Are you f*cking kidding me?
posted by smidgen at 9:41 PM on July 21, 2012


Please enlighten us all about how using such sources as the New England Journal of Medicine and the FDA amounts to a "hack job".

I dunno. it does read a bit like a hack job. The links you provide don't refute the "using today's dosing standards to judge yesterday's dosages" idea that gjc put. Basically, these are expensive drugs with that, over the years, changed in usage due to real life observation on their efficacy. Furthermore, the idea that they didn't "have “clinical benefit” besides elevating a statistic for red blood cell count" sounds kind of odd, especially if your count is dangerously low. In which case, they have very real benefit, and remain used to this day in such cases.
posted by 2N2222 at 1:01 AM on July 22, 2012


The links you provide don't refute the "using today's dosing standards to judge yesterday's dosages" idea that gjc put

No, because the "idea" is nonsensical.
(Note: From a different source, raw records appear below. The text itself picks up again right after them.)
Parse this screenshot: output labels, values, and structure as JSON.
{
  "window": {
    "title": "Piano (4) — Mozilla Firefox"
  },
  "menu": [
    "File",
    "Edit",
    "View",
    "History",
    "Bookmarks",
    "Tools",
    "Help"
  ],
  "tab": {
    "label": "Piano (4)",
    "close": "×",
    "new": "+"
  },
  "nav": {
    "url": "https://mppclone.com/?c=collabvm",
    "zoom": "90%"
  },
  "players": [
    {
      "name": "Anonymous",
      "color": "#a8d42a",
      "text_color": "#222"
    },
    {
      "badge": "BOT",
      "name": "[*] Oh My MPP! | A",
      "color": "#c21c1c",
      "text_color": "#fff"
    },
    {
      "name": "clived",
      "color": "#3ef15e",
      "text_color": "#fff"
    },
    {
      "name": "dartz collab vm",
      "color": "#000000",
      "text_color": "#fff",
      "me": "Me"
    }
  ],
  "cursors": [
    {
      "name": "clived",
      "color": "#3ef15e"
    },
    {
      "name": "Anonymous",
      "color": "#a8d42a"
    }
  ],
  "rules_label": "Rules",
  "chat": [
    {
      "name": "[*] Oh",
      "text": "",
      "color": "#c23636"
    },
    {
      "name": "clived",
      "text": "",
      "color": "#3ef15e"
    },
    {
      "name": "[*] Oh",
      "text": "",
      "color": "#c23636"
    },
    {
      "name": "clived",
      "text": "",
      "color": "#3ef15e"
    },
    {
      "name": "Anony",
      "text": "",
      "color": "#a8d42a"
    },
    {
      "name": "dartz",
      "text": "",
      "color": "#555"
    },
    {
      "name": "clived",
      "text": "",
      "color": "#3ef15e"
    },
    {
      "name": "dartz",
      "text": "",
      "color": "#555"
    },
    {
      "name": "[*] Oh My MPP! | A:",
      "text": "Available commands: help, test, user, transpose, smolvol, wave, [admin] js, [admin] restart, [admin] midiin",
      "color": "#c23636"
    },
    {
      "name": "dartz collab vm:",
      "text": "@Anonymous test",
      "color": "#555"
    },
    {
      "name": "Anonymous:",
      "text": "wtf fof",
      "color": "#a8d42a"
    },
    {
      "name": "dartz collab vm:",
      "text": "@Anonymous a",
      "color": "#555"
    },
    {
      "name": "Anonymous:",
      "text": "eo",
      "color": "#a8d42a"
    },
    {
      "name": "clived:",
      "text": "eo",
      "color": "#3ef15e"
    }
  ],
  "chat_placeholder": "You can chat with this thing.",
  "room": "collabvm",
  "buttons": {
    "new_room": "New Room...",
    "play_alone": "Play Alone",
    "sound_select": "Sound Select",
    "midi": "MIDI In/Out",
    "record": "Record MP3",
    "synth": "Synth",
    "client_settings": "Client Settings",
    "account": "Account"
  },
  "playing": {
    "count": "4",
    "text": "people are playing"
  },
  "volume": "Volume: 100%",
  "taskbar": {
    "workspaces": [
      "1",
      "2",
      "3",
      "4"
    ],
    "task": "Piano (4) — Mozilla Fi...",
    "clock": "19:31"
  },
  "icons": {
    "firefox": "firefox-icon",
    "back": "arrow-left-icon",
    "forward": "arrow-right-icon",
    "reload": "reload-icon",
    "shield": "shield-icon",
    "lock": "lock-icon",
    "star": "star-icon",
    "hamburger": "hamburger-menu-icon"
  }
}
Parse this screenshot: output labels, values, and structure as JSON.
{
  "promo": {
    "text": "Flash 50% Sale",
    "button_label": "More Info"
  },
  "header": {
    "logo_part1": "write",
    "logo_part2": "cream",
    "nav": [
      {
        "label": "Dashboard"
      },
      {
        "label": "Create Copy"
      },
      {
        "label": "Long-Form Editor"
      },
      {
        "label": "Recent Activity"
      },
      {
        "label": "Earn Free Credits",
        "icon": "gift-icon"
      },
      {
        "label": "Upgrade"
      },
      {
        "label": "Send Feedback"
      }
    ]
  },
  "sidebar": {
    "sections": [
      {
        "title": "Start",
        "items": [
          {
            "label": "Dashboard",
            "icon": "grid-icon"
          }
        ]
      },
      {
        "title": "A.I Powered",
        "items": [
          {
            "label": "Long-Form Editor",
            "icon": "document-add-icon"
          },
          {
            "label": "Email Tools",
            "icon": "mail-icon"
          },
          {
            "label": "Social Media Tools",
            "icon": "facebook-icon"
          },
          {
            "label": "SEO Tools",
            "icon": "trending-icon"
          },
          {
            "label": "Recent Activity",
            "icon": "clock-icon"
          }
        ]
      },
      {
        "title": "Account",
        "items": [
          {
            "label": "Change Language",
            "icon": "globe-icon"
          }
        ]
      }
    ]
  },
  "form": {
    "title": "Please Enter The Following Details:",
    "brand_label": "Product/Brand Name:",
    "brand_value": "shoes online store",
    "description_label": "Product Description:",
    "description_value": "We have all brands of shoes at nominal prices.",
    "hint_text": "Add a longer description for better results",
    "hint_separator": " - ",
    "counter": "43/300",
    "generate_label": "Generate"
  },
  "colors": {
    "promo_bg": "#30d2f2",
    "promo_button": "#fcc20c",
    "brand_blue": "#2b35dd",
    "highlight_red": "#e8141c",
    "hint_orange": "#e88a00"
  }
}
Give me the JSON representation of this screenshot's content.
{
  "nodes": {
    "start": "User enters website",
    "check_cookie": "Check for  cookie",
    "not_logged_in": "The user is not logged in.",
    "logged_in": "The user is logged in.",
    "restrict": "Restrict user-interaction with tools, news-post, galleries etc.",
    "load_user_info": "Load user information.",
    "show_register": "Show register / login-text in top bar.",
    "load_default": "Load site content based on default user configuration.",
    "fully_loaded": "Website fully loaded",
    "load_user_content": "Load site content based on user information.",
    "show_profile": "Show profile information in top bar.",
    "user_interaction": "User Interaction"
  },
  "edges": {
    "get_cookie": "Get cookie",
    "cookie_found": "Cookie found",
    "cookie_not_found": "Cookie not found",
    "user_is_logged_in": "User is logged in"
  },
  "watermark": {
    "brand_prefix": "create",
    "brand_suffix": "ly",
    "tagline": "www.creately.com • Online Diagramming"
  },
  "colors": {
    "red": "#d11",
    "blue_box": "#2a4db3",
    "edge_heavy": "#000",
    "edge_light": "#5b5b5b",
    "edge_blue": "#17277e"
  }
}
The article doesn't compare A to B, it explains how the the usage of these drugs expanded, the role that financial incentives had in that process and the subsequent research that refuted the recommendations of Amgen and Johnson & Johnson.

Furthermore, the idea that they didn't "have “clinical benefit” besides elevating a statistic for red blood cell count" sounds kind of odd, especially if your count is dangerously low.

I honestly don't see how you could read the article and write that sentence. The commentary on the overstated clinical benefit made in the article does not refer to patients with severe anemia. Rather, it refers to the concept that "more is better" that was being promoted at the time by the drug manufacturers. And when Amgen funded a trial to explore this concept, it halted the trial because patients in the “normal” higher-dose group were dying or having heart attacks at a higher rate than those in the lower-dose, lower-hematocrit group. But when they published the results, they wrote that the rate of death was not statistically higher in the higher-dose group. In other words, they terminated a clinical trial before the numbers that demonstrated specifically how it should not be used reached statistical significance. Which is actually a good thing for the safety of the patients in the trial, but to then continue recommend using higher dosages because there isn't any evidence that it's dangerous is pretty abhorrent.
posted by kisch mokusch at 2:16 AM on July 22, 2012 [3 favorites]


« Older Dancing with the Stars   |   It's Fret Buzz! Newer »


This thread has been archived and is closed to new comments



Post